God, I love fishing. I dig fishing almost as much as hunting (almost). I love it so much that I moved to a place that is one of the top angling spots in the world: Miami, Florida. And you know what? I milk these waters as much as a working man can.
My fishing roots extend back to Texas and my rowdy childhood when my dad used to take me and my brother fishing on the many lakes, ponds and rivers the Lone Star state has to offer.
Our stringer was typical of a freshwater 60s and 70s Texas catch: perch, crappie, black bass, white bass, channel cats, carp and gar. It was way cool for this little redneck. Yes indeed, Bob-Dawg, I dug it all.
For example, as a young punk I took insane pleasure in:
- Buying fishing gear.

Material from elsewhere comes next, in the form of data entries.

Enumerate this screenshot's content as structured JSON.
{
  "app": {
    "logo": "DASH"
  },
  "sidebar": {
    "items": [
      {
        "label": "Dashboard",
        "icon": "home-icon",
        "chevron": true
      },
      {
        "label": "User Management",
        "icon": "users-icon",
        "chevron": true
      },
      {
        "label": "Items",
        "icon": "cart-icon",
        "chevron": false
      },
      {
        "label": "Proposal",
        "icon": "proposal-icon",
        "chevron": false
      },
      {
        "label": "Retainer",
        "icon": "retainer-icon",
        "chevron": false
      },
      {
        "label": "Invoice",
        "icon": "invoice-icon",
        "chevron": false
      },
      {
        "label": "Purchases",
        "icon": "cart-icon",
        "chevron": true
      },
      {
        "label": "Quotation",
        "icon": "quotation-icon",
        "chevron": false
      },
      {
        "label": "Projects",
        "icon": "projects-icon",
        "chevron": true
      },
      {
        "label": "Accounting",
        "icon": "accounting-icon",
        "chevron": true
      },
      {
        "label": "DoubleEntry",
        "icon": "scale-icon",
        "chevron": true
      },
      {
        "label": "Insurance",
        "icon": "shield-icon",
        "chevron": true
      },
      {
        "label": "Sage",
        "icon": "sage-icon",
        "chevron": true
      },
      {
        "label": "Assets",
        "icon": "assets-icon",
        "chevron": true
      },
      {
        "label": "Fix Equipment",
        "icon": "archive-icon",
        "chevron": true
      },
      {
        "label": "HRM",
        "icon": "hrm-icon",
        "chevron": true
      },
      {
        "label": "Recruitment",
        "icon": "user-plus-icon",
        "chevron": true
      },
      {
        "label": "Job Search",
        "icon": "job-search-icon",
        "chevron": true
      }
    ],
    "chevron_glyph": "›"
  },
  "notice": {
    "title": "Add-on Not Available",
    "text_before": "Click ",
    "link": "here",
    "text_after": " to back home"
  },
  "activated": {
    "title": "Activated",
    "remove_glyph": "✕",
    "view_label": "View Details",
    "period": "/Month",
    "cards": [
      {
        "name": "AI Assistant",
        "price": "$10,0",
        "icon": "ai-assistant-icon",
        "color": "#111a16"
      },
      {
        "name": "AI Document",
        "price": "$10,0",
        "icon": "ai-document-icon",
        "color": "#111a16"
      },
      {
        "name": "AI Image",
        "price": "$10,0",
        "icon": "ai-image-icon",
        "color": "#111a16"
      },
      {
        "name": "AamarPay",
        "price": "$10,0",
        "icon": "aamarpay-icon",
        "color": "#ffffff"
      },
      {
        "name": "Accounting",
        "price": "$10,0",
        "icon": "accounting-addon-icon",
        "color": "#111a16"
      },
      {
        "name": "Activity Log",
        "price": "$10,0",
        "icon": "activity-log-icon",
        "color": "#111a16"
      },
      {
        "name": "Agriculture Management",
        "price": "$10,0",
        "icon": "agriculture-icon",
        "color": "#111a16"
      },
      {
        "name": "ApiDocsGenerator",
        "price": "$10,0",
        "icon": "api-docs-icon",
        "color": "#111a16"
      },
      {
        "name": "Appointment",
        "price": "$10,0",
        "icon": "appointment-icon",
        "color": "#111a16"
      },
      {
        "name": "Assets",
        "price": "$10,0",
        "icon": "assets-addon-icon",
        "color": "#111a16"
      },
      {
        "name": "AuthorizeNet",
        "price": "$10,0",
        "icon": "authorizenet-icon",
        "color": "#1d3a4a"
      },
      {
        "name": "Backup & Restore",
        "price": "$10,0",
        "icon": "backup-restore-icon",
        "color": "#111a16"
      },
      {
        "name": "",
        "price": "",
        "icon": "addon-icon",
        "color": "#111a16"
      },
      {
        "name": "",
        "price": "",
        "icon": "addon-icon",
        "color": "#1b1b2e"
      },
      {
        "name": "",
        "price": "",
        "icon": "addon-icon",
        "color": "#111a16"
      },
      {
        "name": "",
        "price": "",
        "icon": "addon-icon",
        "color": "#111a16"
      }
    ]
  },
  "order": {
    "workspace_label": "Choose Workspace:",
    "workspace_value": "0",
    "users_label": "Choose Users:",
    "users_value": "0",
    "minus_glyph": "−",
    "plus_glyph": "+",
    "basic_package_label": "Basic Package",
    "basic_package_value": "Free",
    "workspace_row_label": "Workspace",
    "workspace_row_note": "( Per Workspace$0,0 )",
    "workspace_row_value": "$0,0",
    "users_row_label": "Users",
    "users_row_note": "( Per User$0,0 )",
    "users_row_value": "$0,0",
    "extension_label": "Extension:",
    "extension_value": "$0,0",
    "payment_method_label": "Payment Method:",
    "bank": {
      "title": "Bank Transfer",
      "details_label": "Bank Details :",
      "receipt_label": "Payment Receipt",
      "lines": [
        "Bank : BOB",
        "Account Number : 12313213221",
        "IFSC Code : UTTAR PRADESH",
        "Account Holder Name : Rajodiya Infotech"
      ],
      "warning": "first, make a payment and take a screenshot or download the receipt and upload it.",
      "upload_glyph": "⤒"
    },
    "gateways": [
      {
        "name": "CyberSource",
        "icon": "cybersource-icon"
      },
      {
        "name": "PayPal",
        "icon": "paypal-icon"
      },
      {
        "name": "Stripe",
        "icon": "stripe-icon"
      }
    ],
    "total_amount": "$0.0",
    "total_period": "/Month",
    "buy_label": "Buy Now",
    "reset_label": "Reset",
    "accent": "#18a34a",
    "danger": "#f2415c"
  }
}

Very cool. - Practicing my casting accuracy in my backyard (which still serves me well to this day) - Reading Outdoor Life and getting pumped on its fishing lies … I mean … stories - Experiencing the inability to sleep the night before getting up and declaring war on the fish - Buying bait at freaky bait shops run by guys I swear worked as extras on the movie Deliverance - Arriving at our strategic and wild location and having the privilege of watching and listening to that which is untamed waking up and beginning its tooth, fang and claw survival of the fittest exchange with Mother Nature. Life and death in its purest form, Nancy boys. - Taking a crash course from my dad and other gents regarding different lures and the various ways to present them - And then, of course, the entre, actually catching a fish and grappling with my gigantic aquatic monster which was, in all reality, a pound-and-a-half bass. (I didn’t care, though, because as far as I was concerned, I was Ernest-Frickin’-Hemingway’s character Santiago, and that little bass was my Marlin.) - And lastly, basking in the great satisfaction later that evening of watching adults eat what this rugrat provided. I am iron man. Dun, dun. Dun na dun dunna dunna dunna dun dunna dun. As a young squab, the whole fishing enchilada, from soup to nuts, represented what Bryan Adams called, “The best days of my life.”
With the busyness of college, getting married, raising little girls, making money, and kicking ass, I got out of the fishing groove until I moved mi familia to Miami where I became a fishing kid again and quickly returned to my angling roots.